Given information section start

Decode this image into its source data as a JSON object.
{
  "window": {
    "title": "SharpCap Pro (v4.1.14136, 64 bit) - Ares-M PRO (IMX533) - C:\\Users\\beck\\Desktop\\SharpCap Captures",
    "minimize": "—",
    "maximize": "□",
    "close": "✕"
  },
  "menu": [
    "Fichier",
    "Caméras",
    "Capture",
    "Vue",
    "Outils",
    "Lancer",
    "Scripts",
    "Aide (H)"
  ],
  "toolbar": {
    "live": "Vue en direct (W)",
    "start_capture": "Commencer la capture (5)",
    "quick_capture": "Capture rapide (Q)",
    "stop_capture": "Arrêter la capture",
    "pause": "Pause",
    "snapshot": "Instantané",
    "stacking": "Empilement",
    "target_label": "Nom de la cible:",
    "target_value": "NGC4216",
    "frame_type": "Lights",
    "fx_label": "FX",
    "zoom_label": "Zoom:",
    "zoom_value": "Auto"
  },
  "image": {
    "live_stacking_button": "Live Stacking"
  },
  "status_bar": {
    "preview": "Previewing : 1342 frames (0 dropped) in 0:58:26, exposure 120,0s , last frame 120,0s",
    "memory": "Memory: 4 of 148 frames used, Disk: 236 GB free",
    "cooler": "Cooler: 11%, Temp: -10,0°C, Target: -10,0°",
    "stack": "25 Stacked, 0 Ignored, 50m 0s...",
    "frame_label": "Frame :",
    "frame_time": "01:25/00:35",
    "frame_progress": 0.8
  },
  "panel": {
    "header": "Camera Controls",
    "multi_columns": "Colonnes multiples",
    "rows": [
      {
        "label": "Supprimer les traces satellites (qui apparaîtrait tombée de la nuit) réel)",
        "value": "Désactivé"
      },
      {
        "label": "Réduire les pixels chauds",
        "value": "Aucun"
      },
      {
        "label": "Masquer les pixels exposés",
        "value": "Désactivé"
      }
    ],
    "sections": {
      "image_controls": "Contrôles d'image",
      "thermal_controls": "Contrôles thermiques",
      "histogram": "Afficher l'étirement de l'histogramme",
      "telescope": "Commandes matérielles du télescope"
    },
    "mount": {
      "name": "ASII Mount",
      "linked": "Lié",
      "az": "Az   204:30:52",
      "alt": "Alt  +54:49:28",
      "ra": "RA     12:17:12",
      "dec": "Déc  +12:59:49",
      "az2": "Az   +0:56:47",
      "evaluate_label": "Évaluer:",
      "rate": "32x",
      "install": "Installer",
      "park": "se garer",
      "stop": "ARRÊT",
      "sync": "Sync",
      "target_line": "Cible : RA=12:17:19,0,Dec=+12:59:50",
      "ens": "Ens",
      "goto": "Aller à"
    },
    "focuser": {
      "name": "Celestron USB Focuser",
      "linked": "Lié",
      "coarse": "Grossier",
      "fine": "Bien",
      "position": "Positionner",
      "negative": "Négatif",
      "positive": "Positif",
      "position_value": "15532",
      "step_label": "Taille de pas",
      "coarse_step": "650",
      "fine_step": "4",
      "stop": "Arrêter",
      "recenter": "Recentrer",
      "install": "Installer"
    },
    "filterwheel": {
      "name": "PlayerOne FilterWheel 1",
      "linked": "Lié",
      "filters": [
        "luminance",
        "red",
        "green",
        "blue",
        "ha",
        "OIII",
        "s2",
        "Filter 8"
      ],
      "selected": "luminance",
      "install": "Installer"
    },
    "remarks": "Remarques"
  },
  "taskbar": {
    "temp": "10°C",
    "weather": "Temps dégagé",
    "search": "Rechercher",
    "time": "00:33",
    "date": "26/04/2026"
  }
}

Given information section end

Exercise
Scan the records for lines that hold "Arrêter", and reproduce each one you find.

Answer box
    "stop_capture": "Arrêter la capture",
      "stop": "Arrêter",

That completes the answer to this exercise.